Featured speakers at the convention included Tony Preston, assistant professor of pastoral leadership at Midwestern Baptist Theological Seminary in Kansas City; evangelist Ken Freeman; John Marshall, pastor of Second Baptist Church in Springfield; and Richard Land, president of the SBC’s Ethics & Religious Liberty Commission.

Marshall told the story of Old Bethel, the oldest non-Catholic church west of the Mississippi River that is being rebuilt in its 200th anniversary year near Cape Girardeau.

Land said that Americans are a people with problems of the heart, soul and spirit that only God can solve. Missouri Baptists are to be a city on a hill, Land said, letting their light shine so that men may see the convention’s good works and glorify God’s name.

The MBC remains locked in a five-year legal battle with five entities whose trustees voted to make their boards self-perpetuating by amending their charters. The status of Windermere Baptist Conference Center, Missouri Baptist College, the Baptist Home retirement center, the Missouri Baptist Foundation and Word & Way newsjournal remains uncertain as the legal maneuvering continues. The MBC legal task force provided messengers with an update.

Messengers approved a new three-year partnership to plant churches with the Baptist Association of El Salvador beginning Jan. 1. The convention’s current partnership with Romanian Baptists was extended for one more year.

Resolutions on such topics as the sufficiency of Scripture in a therapeutic culture, recovering a biblical maintenance of church membership and covenant marriage were passed.
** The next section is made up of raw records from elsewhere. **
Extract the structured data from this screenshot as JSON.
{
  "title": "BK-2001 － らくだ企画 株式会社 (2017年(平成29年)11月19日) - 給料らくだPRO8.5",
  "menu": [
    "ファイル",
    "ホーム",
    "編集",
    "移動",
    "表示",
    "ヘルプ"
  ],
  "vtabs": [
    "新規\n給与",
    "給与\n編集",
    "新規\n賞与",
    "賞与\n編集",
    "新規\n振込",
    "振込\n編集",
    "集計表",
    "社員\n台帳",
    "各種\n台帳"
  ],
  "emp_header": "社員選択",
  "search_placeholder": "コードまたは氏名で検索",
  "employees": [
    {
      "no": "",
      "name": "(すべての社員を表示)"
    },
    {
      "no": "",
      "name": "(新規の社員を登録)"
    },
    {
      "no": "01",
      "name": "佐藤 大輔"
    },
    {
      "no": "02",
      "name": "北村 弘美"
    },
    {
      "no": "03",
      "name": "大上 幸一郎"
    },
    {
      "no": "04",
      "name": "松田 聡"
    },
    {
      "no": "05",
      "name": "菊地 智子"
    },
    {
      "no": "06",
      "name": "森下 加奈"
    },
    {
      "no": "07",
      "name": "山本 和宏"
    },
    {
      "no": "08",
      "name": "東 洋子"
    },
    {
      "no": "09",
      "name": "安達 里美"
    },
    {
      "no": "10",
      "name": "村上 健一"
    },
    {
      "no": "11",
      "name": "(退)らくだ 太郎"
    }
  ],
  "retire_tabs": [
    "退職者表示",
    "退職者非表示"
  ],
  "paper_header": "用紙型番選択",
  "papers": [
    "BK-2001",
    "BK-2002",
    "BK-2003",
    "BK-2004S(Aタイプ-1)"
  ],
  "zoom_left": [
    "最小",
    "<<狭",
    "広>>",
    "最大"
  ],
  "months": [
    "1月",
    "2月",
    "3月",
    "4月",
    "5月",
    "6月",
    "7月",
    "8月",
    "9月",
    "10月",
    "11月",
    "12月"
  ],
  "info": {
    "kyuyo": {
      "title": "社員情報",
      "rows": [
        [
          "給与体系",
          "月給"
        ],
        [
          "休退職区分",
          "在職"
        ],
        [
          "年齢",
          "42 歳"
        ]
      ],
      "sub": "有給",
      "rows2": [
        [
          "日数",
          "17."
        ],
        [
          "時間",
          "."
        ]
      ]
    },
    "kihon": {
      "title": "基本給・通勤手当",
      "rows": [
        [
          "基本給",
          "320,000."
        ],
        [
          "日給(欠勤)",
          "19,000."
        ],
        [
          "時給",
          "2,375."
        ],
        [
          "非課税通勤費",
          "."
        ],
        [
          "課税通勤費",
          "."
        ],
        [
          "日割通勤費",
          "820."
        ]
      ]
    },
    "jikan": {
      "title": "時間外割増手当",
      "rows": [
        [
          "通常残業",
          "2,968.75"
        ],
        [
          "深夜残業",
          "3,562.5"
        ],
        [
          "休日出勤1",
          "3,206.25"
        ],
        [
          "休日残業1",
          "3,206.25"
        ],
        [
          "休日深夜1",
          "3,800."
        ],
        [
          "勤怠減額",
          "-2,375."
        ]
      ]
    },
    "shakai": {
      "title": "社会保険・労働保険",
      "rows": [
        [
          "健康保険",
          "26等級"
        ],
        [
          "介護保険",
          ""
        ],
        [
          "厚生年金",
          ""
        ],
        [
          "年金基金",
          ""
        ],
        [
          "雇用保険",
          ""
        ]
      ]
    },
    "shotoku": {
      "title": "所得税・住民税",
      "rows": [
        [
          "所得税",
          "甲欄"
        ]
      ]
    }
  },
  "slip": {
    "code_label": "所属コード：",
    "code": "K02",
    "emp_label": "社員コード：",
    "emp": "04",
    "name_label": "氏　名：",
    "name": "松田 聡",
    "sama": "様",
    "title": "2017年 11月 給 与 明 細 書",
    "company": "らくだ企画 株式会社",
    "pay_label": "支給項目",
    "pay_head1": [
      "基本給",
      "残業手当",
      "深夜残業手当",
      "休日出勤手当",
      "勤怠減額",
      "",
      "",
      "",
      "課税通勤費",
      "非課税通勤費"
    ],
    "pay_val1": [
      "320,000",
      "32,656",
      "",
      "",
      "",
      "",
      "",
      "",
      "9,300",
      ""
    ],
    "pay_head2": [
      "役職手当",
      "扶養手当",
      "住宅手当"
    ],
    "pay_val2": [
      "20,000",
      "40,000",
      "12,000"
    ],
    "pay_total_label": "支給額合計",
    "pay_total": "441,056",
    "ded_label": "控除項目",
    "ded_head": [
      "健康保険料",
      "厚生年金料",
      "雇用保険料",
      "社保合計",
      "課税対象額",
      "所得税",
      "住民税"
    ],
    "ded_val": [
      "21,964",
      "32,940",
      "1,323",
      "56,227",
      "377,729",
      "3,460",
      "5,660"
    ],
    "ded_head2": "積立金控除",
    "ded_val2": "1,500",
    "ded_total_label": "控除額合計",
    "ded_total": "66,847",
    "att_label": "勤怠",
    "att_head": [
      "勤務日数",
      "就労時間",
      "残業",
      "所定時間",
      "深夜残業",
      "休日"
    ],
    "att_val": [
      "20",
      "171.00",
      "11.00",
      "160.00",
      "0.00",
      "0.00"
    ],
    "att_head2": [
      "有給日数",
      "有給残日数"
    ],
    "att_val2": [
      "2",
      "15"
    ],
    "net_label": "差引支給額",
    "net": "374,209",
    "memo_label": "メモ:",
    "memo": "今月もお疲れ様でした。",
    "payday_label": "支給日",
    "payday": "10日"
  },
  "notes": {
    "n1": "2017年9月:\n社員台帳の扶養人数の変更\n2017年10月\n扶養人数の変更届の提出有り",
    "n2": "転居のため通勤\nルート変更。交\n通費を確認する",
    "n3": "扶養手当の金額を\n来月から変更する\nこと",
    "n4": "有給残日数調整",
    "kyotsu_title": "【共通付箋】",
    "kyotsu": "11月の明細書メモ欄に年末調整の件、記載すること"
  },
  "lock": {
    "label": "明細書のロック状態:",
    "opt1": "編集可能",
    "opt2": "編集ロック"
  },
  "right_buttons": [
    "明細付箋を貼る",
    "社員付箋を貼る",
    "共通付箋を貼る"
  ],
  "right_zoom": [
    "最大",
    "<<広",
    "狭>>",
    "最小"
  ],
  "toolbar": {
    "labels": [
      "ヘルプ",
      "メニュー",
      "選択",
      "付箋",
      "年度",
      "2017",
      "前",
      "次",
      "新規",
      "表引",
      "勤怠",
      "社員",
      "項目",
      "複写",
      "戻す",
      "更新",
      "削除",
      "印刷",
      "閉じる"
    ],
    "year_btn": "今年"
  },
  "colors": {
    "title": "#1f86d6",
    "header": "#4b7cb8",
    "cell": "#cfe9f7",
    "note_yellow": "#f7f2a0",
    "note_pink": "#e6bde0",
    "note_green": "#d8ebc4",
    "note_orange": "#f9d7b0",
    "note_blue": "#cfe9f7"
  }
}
Other resolutions expressed support for pregnancy resource centers, bivocational pastors and the Old Bethel restoration project.

In other business:

— A vision statement for the MBC was approved that reads “Cooperating Missouri Southern Baptist churches penetrating all people groups with the Gospel of Jesus Christ.” The vision statement is based on Matthew 28:18-20. The vision statement will stand alongside the mission statement of “Missouri Baptists serving together to grow Great Commission churches for the glory of God.” It replaces the previous vision statement of “Radical commitment to kingdom growth through healthy churches;”

— Authorization was given to Hannibal-LaGrange College to expand its program offerings beyond the undergraduate level to the graduate level.

    About the Author

  • Allen Palmeri